'It's quite the shock': Returning from the backcountry to a ransacked SUV

Laura Kanik's vehicle was missing from the Peyto Lake parking lot when she returned from a three-day trip. It was found later, abandoned with a smashed window.

RCMP say lock up the vehicle and don't leave valuables in sight when heading into the wilds

Laura Kanik parked her SUV at the Peyto Lake parking lot in Banff National Park and went on the Wapta traverse trip. Three days later she discovered her older-model SUV had been broken into and left running ten kilometres down the road. (Canadian Press)

Lake Louise RCMP are reminding drivers not to leave valuables in their vehicles when they head out into the backcountry.

The warning was prompted by the experiences of Laura Kanik, who posted on social media about having her SUV ransacked while she was skiing in the wilderness.

She'd parked her older-model SUV at the Peyto Lake parking lot in Banff National Park in late April. When she returned from a three-day traverse with friends, she discovered her vehicle was gone.

"It's quite the shock to come back from the backcountry and you kind of think you are almost home, almost eating that burger that you wanted, and then your car is gone," Kanik told the Calgary Eyeopener.

SUV found by RCMP

Eventually she found her SUV at a parking lot 10 kilometres away, with a smashed window and a kitchen knife mysteriously left on the hood. A note from the RCMP said the SUV had been left running, and so they'd taken the key to the station.

"Of course you are trying to make sense of those kind of irrational actions. Maybe they got in the car and realized it wasn't worth stealing, but obviously they left in a hurry," said Kanik, who lives in Golden, B.C.

Kanik regrets leaving the key in the glove box, but she says she has talked to other backcountry enthusiasts who leave spares in or around their vehicles in case they lose their keys out on the trail.

Nothing valuable was inside her SUV so very little was stolen, she said, but her post about the incident on a Facebook group prompted similar stories from other backcountry users.

Don't leave behind valuables

RCMP Sgt. Gerald Walker reminds visitors about taking precautions.

"These sort of incidents are kind of opportunistic, right? So when you do park for a length of time — and any period of time really — you don't want to leave valuables in sight. You want to lock your doors on your vehicles and remove the temptation," he said.

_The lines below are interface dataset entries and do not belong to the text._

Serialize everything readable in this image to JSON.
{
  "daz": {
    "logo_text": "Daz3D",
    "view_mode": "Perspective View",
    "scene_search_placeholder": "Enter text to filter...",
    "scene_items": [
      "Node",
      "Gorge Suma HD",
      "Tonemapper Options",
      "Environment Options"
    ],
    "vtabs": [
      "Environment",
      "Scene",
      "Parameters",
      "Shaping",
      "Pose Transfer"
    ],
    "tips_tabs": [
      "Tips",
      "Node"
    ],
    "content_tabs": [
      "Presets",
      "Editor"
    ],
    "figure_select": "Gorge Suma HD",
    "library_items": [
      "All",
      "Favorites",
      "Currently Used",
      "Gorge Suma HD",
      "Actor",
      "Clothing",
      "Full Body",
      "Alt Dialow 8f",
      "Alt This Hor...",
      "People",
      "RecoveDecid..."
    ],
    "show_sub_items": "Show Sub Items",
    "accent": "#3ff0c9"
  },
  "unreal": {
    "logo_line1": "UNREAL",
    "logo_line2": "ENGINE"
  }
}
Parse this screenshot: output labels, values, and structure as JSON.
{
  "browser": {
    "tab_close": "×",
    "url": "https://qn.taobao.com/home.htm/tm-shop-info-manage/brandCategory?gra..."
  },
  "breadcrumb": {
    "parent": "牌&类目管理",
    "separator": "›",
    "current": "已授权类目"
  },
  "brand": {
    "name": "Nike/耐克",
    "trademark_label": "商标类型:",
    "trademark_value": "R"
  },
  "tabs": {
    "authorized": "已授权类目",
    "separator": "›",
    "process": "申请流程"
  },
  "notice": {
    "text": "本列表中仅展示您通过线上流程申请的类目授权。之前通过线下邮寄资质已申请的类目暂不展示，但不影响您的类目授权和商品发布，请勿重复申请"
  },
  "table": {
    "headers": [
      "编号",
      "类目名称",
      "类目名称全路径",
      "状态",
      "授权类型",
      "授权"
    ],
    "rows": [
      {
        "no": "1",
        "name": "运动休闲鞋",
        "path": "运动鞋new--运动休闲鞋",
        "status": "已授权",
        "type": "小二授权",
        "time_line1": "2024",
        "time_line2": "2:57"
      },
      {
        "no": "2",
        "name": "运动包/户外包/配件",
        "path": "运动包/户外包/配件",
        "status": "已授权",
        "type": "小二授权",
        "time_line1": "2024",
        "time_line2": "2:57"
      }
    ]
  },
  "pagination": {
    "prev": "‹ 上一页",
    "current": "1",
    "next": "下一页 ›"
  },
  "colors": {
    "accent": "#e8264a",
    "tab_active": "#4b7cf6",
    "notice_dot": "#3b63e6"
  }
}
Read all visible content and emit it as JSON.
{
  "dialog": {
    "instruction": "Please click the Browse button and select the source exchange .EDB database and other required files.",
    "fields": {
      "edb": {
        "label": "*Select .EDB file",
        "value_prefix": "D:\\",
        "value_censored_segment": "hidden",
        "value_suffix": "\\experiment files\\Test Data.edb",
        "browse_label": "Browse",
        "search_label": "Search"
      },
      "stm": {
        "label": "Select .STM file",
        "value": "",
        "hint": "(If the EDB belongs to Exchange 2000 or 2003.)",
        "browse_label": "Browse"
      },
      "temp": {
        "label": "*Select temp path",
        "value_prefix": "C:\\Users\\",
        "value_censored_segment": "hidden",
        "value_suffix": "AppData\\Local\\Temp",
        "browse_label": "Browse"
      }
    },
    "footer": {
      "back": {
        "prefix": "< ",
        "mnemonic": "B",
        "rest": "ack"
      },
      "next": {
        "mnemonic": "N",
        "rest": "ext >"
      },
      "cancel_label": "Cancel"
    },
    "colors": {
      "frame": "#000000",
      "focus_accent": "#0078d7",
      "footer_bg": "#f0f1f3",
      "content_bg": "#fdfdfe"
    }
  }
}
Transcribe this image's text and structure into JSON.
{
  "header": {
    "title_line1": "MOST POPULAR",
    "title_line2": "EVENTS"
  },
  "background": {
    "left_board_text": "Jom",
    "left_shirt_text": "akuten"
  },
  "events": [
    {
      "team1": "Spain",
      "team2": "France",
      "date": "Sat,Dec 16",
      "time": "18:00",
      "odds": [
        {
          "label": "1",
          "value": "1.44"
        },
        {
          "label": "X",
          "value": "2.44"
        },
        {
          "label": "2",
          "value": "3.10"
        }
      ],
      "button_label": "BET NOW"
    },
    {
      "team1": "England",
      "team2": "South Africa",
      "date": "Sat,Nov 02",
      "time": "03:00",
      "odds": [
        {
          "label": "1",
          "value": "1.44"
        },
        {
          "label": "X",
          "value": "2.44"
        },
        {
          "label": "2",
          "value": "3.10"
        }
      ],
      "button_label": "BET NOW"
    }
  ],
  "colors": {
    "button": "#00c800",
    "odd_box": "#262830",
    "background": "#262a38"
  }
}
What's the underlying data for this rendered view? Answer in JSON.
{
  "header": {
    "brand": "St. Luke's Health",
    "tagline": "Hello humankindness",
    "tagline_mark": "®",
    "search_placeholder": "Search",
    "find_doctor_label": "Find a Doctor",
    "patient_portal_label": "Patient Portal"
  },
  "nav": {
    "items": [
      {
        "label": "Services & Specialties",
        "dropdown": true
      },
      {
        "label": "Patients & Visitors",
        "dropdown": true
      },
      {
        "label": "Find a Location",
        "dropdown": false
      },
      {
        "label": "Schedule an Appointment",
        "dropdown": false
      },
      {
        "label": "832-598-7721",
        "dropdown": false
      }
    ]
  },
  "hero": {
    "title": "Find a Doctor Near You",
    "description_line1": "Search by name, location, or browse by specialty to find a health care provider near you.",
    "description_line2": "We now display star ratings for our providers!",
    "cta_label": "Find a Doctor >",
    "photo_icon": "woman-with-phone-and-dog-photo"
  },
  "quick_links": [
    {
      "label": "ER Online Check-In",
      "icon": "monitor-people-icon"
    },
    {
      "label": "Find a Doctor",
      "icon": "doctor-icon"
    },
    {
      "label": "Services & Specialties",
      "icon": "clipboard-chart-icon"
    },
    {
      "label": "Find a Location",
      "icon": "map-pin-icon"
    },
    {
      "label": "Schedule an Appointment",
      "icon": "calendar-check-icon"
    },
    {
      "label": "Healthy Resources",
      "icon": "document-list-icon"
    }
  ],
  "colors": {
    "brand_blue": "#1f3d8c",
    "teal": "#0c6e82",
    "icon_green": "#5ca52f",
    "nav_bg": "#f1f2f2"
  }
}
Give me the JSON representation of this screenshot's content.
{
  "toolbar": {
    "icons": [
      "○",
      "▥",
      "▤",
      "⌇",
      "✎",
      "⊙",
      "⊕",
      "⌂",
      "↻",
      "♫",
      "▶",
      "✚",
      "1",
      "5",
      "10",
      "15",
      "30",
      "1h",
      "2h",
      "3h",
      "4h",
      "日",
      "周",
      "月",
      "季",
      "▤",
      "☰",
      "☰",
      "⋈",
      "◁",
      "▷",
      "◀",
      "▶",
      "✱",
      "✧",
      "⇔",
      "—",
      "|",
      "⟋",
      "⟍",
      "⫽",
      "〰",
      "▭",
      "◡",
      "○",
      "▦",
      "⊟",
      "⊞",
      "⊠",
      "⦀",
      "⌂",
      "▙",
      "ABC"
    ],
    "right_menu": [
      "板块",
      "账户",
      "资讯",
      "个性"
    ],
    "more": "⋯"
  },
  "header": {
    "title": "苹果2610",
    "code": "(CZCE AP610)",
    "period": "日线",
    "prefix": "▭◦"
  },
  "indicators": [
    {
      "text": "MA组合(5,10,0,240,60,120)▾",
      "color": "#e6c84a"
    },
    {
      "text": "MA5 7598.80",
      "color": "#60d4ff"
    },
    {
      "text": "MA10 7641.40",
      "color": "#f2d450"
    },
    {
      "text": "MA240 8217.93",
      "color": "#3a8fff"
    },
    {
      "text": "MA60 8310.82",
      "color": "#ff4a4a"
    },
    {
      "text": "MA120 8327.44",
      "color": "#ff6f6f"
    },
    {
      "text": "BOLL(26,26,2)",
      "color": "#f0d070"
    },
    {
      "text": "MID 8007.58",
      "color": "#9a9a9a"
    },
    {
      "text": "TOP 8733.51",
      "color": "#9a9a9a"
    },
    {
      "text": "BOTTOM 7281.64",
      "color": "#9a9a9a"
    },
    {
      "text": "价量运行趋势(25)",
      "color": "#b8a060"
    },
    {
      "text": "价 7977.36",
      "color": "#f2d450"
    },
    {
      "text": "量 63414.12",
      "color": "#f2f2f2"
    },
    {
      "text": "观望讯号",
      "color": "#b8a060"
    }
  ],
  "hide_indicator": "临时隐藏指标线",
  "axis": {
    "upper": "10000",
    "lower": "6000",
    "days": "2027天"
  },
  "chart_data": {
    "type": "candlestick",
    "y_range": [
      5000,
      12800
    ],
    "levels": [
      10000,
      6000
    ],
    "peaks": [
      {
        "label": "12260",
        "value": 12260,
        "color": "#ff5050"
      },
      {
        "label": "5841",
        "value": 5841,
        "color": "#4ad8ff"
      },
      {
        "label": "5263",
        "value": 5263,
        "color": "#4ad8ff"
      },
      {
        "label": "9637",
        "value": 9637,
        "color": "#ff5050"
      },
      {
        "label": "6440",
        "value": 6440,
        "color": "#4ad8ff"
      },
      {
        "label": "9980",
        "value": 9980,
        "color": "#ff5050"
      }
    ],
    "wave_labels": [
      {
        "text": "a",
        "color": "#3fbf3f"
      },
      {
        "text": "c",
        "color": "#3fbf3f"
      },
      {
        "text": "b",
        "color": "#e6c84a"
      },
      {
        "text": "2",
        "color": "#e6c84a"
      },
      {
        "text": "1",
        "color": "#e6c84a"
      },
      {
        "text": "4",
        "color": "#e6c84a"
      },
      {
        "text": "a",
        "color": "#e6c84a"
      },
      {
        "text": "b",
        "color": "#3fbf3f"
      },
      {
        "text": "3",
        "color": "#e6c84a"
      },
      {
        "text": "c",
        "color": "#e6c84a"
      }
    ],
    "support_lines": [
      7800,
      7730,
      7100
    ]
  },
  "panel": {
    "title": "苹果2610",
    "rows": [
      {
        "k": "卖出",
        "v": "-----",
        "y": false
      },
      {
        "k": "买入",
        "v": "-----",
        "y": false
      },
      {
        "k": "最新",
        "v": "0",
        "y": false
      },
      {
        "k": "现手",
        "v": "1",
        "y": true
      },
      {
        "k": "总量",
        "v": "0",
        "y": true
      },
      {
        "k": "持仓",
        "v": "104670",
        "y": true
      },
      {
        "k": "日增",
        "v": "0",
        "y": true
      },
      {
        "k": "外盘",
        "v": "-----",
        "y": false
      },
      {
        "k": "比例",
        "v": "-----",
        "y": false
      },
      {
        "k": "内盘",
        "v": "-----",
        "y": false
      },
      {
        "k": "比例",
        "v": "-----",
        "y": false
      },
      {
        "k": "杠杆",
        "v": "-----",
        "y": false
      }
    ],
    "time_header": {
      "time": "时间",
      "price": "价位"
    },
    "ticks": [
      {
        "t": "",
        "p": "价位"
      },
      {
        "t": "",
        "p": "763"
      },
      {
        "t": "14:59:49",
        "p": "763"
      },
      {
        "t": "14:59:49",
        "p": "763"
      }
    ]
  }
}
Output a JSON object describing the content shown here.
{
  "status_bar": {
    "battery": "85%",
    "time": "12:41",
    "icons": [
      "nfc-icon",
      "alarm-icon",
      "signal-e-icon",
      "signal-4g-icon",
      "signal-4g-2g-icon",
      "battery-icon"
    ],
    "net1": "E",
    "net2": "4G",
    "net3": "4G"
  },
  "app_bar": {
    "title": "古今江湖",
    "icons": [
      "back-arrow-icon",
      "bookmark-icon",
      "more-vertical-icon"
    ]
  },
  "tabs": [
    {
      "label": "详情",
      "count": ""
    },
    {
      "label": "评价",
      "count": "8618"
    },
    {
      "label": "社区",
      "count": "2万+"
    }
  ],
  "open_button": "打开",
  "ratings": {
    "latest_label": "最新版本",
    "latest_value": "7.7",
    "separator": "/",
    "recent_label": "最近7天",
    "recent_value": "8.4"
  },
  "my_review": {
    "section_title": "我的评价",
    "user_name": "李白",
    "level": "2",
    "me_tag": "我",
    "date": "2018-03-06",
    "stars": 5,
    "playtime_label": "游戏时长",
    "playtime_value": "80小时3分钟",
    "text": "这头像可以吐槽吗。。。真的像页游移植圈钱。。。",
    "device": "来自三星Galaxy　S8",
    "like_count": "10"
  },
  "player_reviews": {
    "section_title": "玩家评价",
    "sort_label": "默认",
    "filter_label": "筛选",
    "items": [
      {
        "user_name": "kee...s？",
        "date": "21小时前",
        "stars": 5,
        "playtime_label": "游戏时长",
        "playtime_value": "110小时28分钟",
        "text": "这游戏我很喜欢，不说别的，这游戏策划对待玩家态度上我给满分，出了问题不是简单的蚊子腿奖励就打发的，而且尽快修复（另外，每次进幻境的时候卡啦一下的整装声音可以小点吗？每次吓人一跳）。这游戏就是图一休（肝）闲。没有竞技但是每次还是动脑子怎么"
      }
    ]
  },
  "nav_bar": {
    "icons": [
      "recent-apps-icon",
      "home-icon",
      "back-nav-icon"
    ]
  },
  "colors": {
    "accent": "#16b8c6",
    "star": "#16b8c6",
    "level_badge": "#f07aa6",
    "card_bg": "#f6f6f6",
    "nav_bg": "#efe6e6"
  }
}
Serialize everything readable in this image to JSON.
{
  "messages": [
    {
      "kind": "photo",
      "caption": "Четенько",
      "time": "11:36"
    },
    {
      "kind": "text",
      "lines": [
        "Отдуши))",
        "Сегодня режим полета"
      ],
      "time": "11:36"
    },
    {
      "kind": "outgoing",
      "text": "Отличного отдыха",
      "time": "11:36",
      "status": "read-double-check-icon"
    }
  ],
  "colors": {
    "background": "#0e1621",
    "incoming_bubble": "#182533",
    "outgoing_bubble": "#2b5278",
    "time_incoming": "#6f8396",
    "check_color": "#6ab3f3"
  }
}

"That's the nature of today. You need to keep that in mind everywhere. It doesn't happen to you 99 per cent of the time and when you least think of it, it does."

With files from the Calgary Eyeopener